How far below the earth’s surface do property rights extend? The conventional wisdom is that a landowner holds title to everything between the surface and the center of the earth. This Article is the first legal scholarship to challenge the traditional view. It demonstrates that the “center of the earth” theory is poetic hyperbole, not binding law. Broadly speaking, the deeper the disputed region, the less likely courts are to recognize the surface owner’s title. The emergence of new technologies for use of the deep subsurface—such as heat mining and carbon sequestration, both of which may help mitigate global climate change—requires that we develop a new model of subsurface ownership. Accordingly, this Article proposes and evaluates four alternative approaches to subsurface property rights. The preferred model would recognize the surface owner’s title for only 1000 feet downward. If adopted, this approach would eliminate over 99 percent of the supposed real property ownership in the United States.
This Article explores the relationship between medical malpractice tort reforms and death rates. Investigating this relationship is important both because of the frequent political conflict over such reforms and because medical malpractice causes tens of thousands of deaths each year. I first develop predictions from law and economics theory about medical malpractice tort reforms’ carelevel and activity-level impacts on death rates. I test the theoretical predictions using extensive data and sophisticated regressions. I find that the net effect varies by reform: Some reforms are associated with increases in death rates, while others are associated with decreases in death rates. These results confirm that the tort reforms’ care-level effects and activity-level effects are both important. My results also suggest that the reforms may produce three unintended consequences. First, two of the reforms are associated with increases in death rates. Second, because doctors relocate to tort reform states, tort reforms in one state are associated with increases in deaths in neighboring nonreform states. Third, these reforms disproportionately harm women. They not only disproportionately reduce women’s tort judgments, but they are also associated with increases in women’s death rates. I conclude by proposing modifications to the reforms that would retain their benefits, but reduce their harms.

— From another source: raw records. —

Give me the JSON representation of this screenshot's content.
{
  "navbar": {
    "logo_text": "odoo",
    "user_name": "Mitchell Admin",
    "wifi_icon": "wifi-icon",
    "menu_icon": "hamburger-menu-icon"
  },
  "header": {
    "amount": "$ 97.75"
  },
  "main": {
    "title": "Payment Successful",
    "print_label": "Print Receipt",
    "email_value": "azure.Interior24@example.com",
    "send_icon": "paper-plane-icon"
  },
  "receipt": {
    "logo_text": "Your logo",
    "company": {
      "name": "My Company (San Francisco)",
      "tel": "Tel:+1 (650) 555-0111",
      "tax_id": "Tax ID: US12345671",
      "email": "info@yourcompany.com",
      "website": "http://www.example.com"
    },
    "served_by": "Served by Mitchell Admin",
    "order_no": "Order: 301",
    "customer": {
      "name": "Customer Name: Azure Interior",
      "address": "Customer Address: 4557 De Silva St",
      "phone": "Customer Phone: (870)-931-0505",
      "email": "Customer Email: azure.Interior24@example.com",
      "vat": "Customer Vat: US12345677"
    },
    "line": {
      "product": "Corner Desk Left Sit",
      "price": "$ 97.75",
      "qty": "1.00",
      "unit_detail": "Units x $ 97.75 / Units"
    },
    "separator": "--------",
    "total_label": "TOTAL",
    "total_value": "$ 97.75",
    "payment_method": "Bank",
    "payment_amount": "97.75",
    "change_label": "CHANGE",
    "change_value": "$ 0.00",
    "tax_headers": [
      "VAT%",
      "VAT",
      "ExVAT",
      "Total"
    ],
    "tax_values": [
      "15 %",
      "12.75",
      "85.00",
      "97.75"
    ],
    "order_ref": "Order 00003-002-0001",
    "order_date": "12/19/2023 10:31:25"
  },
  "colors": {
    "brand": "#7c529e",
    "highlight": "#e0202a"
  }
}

Despite decades of effort, the international community has stumbled in attempts to craft tort remedies for victims of transboundary environmental damage. More than a dozen civil liability treaties have been negotiated that create causes of action and prescribe liability rules, but few have entered into force, and most remain unadopted orphans in international environmental law. In this Article, I explain the problematic record of tort liability regimes by developing a theoretical model of liability negotiations grounded in regime theory from political science. Based on this model, I conclude that negotiated liability regimes have foundered because of three main roadblocks: (1) interest conflicts between developed and developing states; (2) high transaction costs and low expected payoffs; and (3) incorporation of treaty provisions that are too onerous for states to accept. I conclude that strengthening tort remedies will require changing the substantive content of liability treaties and the process of negotiating them. I also show how liability principles can be strengthened outside the treaty-making process through diffusion of norms against transboundary environmental damage.
Over the past two decades, drug treatment courts have gained traction as popular alternatives to the conventional war on drugs and to its one-dimensional focus on incarceration. Specifically, the courts are meant to divert addicts from jails and prisons and into coerced treatment. Under the typical model, a drug offender enters a guilty plea and is enrolled in a long-term outpatient treatment program that is supervised closely by the drug court. If the offender completes treatment, his plea is withdrawn and the underlying charges are dismissed. But, if he fails, he receives an alternative termination sentence. The premise of this Article is that drug courts provide particularly poor results for the very defendants that they are intended to help most. Specifically, the most likely participants to graduate are volitional drug users, who strategically game exit from undesired conventional punishment and entry into treatment that they, in fact, do not need. By contrast, the most likely treatment failures are genuine addicts and members of historically disadvantaged groups, who thereafter receive harsh termination sentences that often outstrip conventional plea prices. In short, drug courts are contraindicated for target populations and may thereby lead to longer sentences for the very defendants who traditionally have filled prisons under the conventional war on drugs.